International Committee for Non-Destructive Testing -ICNDT-; Deutsche Gesellschaft für Zerstörungsfreie Prüfung e.V. -DGZfP-, Berlin:
19th World Conference on Non-Destructive Testing, WCNDT 2016 : Munich, Gemany, 13-17 June 2016; Proceedings; USB-Stick
Berlin: DGZfP, 2016
ISBN: 978-3-940283-78-8
8 S.
World Conference on Non-Destructive Testing (WCNDT) <19, 2016, Munich>
Englisch
Konferenzbeitrag, Elektronische Publikation
Fraunhofer IAIS ()
Fraunhofer FHR ()
Fraunhofer IOSB ()
sorting; recycling; black plastic; line camera; THz

Abstract
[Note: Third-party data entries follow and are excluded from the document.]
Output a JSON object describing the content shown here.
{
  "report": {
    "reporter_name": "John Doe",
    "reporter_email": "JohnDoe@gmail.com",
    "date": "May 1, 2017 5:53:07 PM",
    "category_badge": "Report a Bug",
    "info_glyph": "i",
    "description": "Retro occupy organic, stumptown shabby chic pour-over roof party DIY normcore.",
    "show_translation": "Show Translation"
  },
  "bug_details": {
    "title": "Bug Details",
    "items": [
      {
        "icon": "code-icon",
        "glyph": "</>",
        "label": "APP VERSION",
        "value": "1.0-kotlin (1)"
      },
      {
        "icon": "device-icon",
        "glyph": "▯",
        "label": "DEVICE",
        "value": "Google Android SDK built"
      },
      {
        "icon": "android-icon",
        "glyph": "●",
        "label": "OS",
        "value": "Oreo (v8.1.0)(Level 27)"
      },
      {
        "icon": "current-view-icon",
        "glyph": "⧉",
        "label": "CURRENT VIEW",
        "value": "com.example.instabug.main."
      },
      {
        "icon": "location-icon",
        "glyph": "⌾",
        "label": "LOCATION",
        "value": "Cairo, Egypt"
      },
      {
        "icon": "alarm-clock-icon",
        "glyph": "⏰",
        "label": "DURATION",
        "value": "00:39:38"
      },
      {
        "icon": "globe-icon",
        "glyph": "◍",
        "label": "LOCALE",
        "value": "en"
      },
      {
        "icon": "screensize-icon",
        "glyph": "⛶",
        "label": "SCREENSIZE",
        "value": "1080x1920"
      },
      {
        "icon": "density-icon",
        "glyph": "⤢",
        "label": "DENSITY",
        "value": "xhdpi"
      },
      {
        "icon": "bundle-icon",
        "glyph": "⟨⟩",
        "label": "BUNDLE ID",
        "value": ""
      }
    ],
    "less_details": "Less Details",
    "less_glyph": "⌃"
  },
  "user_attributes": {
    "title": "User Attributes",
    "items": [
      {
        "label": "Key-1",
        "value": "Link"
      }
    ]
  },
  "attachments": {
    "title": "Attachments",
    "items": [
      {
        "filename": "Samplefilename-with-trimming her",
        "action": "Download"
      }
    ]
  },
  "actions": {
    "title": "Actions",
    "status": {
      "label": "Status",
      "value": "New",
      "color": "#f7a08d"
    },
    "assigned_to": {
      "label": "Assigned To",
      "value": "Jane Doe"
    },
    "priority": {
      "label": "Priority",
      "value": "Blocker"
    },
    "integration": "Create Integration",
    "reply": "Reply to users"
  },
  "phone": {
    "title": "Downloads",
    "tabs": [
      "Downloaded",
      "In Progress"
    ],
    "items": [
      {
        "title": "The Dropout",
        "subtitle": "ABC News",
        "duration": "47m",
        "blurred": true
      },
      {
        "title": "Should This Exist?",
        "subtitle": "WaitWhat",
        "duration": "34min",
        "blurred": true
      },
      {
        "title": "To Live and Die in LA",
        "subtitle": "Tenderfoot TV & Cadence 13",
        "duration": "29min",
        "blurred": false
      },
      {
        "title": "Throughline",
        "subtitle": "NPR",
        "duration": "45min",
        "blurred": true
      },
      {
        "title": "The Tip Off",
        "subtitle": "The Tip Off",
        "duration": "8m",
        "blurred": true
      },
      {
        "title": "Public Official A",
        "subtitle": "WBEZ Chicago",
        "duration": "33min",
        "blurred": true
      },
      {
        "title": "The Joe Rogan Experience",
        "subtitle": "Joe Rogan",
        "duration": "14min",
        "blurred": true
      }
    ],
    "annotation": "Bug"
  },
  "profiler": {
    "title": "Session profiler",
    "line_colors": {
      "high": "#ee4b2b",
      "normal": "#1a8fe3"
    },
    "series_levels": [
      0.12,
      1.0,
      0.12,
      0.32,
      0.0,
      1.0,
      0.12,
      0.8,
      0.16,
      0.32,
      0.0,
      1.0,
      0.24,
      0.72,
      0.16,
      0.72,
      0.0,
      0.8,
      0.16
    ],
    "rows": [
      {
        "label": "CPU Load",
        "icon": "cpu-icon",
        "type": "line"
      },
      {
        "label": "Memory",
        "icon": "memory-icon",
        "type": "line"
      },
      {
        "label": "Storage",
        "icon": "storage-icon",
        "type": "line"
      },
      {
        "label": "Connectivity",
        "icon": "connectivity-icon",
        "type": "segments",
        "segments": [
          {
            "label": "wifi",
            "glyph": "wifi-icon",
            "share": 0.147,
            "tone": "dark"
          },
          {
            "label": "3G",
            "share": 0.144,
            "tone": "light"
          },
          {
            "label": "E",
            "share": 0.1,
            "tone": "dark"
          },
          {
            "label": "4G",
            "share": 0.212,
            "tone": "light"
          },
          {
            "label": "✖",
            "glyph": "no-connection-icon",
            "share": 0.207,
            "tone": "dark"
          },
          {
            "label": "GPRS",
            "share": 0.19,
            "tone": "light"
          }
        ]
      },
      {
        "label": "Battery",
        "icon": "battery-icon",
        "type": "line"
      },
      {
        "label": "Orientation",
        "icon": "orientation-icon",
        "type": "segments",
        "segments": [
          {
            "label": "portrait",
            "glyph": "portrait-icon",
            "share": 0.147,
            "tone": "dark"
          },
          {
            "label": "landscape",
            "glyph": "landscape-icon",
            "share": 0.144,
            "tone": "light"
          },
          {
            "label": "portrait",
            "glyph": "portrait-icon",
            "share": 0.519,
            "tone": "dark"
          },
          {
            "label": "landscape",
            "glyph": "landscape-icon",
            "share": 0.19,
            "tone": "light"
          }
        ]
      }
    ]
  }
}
Thermal recycling of plastics is no longer seasonable. More modern recycling techniques require pure fractions containing only a single variety of polymer. A large portion of the plastic waste contains black or multilayer materials that are not sortable with todays sorting technologies. A number of means to analyse and sort mixed plastic waste based on the specific mechanical, electrical, and chemical properties of its components such as density, conductivity and melting point have been developed. The most promising electromagnetic principles like XRay imaging employs ionizing radiation that requires special safety measures, while infrared and visible light is absorbed by the carbon in black plastics. Publications in the last few years show the feasibility of identifying and then separating different types of plastics based on their specific frequency response in the millimetre-wave and terahertz region. From an economical point of view, a line camera radar system operating between 30 GHz and 300 GHz offers an acceptable trade-off between cost, resolution and enough information to reliably identify different materials. The system approach uses data-driven statistical machine-learning methods for classification. The use of deep neural networks in combination with very large training-datasets with thousands of samples improves the predicted sorting purity between 90% and 99.9% for common use-cases. Finally the THz-camera and the classification methods have to be integrated in a sorting solution that meets the realtime requirements of recycling systems. Due to the modular app roach, it is also possible to upgrade existing sorting systems.

: http://publica.fraunhofer.de/dokumente/N-408729.html